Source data
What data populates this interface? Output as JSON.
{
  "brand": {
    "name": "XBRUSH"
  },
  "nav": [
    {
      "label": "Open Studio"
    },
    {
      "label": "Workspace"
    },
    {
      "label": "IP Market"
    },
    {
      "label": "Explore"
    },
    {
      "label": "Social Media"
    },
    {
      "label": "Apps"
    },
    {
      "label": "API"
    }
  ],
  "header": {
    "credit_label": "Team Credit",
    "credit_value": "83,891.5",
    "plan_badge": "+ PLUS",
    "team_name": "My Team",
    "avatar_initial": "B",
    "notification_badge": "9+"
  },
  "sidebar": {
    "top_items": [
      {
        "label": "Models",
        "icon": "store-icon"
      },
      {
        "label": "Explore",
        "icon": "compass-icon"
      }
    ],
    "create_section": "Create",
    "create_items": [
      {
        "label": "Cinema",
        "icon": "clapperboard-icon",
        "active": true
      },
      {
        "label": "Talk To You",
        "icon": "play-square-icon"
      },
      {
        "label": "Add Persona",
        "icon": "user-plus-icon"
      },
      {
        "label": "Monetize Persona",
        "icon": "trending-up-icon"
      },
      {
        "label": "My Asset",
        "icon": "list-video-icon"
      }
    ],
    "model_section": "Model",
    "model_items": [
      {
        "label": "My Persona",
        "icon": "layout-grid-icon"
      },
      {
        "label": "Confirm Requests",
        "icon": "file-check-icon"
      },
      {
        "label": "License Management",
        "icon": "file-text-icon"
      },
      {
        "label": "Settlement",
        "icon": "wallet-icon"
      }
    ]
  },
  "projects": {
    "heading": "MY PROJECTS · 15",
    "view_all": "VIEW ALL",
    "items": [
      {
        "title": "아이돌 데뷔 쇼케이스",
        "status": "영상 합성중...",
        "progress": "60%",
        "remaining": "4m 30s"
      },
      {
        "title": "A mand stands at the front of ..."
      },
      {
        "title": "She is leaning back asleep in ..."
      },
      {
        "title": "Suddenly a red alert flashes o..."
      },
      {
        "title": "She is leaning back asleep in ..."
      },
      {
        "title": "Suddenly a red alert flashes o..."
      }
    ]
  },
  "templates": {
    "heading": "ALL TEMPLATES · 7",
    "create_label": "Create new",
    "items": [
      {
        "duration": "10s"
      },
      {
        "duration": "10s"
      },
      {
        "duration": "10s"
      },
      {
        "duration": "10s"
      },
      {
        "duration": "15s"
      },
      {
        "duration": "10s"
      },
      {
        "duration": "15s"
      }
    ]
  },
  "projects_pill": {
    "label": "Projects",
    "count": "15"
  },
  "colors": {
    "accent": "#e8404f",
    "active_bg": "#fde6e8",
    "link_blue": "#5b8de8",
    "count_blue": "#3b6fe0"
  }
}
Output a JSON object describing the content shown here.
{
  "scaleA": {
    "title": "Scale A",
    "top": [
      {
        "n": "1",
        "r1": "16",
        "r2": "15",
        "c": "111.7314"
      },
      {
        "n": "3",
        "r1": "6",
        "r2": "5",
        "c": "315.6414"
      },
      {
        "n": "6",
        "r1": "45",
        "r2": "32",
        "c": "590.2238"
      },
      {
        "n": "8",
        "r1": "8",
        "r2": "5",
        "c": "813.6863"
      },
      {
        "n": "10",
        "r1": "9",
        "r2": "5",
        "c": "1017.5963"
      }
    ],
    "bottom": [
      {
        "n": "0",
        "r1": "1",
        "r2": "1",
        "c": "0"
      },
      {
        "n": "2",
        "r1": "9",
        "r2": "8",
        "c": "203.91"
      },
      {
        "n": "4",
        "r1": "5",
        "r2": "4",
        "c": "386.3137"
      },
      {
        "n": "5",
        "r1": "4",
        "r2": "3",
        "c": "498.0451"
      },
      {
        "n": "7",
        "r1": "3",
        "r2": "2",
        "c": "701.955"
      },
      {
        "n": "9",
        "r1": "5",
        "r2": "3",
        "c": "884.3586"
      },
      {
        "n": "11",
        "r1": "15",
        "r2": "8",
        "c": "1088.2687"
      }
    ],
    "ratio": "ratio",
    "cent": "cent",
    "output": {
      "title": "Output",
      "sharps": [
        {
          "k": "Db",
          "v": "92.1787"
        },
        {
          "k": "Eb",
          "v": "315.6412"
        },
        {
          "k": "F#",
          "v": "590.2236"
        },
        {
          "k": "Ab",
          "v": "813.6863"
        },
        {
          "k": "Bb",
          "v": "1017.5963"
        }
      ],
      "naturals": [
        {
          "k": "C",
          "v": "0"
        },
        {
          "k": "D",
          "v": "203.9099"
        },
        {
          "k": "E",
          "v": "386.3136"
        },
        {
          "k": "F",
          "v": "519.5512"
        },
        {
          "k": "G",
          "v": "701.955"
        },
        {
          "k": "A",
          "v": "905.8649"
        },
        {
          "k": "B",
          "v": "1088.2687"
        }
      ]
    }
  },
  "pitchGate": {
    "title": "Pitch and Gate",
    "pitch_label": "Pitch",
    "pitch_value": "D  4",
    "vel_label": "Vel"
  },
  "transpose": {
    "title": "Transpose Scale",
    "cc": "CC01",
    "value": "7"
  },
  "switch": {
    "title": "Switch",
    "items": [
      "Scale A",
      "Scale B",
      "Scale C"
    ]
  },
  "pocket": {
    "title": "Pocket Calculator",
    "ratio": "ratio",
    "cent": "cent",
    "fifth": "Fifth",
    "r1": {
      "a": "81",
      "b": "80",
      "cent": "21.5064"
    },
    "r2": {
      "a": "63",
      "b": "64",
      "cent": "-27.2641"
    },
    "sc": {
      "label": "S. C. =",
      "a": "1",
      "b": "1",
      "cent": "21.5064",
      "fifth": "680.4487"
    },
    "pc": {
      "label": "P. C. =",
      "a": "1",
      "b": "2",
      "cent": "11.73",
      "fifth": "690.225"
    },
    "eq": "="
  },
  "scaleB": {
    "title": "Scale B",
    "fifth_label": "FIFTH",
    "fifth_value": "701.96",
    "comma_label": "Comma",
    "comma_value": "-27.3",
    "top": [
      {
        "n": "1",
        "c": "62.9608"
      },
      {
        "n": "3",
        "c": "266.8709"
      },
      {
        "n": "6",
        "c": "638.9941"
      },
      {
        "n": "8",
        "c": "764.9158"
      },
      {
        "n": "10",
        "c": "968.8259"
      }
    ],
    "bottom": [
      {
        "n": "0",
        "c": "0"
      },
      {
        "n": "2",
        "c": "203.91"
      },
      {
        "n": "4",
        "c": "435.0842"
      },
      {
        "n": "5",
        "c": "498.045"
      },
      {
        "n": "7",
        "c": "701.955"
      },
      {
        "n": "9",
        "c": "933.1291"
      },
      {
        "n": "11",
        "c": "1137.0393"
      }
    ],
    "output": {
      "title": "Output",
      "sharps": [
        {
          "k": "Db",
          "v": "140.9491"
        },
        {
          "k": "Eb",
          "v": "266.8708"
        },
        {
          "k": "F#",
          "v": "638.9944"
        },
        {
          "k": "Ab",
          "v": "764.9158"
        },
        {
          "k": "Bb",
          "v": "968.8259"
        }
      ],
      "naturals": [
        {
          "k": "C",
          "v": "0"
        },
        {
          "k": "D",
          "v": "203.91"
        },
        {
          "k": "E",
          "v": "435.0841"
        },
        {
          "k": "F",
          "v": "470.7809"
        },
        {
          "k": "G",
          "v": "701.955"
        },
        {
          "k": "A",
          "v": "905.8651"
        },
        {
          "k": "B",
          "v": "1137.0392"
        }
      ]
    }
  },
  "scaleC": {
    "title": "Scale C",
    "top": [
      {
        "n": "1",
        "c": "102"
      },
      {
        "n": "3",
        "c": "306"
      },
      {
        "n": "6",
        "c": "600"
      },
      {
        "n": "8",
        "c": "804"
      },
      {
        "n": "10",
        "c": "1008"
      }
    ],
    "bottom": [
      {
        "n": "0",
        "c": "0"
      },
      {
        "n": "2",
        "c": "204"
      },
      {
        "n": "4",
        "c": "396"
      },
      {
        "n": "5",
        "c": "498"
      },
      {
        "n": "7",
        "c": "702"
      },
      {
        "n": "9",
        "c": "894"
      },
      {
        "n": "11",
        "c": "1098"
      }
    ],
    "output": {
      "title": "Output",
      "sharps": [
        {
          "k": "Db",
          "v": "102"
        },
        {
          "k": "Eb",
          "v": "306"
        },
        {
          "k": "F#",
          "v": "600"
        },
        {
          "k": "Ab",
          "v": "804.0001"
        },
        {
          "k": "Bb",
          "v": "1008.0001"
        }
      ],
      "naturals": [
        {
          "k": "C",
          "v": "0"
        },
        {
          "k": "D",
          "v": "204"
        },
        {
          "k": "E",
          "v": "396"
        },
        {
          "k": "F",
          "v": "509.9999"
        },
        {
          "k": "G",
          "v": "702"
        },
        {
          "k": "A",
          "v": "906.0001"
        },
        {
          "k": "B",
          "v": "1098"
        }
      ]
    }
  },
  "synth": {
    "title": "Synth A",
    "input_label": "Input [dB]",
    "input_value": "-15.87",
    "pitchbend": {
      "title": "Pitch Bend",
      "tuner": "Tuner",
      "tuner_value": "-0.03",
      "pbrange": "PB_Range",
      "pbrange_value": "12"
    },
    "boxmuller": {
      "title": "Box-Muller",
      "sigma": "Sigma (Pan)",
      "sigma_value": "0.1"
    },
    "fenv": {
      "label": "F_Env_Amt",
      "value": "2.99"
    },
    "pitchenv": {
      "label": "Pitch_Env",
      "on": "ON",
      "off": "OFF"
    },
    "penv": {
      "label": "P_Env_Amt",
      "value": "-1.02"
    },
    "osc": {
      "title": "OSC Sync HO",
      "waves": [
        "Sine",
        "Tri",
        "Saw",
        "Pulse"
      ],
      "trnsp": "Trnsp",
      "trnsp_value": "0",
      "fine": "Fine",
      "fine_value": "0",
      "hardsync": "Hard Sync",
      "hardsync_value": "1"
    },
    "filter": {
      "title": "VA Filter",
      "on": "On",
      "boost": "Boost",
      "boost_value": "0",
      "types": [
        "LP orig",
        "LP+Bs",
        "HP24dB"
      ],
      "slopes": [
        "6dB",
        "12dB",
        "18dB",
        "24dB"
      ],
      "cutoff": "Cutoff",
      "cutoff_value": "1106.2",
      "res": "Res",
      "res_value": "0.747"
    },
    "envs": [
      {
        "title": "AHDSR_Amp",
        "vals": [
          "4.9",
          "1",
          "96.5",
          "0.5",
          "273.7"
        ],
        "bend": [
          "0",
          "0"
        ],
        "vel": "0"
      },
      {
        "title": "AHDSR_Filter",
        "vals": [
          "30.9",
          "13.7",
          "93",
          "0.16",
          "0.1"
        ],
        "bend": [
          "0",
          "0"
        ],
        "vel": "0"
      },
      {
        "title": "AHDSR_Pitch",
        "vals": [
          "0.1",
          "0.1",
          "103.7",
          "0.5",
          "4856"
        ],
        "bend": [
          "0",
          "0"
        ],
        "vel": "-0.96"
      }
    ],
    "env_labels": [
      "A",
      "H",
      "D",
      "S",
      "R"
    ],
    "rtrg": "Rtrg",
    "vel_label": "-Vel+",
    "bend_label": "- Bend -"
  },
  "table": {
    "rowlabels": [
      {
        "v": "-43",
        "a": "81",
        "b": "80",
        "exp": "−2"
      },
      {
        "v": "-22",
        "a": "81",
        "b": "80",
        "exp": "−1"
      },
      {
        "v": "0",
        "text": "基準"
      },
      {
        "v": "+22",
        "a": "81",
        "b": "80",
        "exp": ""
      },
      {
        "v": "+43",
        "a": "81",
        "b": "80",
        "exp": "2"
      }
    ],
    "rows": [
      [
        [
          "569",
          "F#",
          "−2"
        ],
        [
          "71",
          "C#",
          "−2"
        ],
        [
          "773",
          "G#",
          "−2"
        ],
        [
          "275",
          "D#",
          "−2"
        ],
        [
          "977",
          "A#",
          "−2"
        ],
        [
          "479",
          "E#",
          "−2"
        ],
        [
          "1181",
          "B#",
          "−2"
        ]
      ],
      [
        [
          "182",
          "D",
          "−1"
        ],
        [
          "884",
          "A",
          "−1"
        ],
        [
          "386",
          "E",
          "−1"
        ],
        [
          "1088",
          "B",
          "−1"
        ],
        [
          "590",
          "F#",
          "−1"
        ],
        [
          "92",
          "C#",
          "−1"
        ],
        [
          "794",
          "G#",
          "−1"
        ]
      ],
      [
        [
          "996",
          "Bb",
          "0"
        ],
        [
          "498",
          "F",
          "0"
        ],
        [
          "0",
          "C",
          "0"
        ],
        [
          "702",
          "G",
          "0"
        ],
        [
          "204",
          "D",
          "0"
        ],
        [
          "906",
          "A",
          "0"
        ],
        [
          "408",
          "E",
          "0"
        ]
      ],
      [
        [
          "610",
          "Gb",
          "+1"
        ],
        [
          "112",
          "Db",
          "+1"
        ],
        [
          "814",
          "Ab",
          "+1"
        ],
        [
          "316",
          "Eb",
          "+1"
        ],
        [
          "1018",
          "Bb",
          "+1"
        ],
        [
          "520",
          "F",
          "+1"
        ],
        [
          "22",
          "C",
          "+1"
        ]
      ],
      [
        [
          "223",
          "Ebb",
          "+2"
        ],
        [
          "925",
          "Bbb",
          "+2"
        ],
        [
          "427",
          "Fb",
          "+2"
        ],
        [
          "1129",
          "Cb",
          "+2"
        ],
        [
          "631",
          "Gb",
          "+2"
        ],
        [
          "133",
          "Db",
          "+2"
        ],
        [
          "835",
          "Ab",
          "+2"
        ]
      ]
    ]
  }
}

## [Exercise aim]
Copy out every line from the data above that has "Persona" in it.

## [Solved problem]
        "label": "Add Persona",
        "label": "Monetize Persona",
        "label": "My Persona",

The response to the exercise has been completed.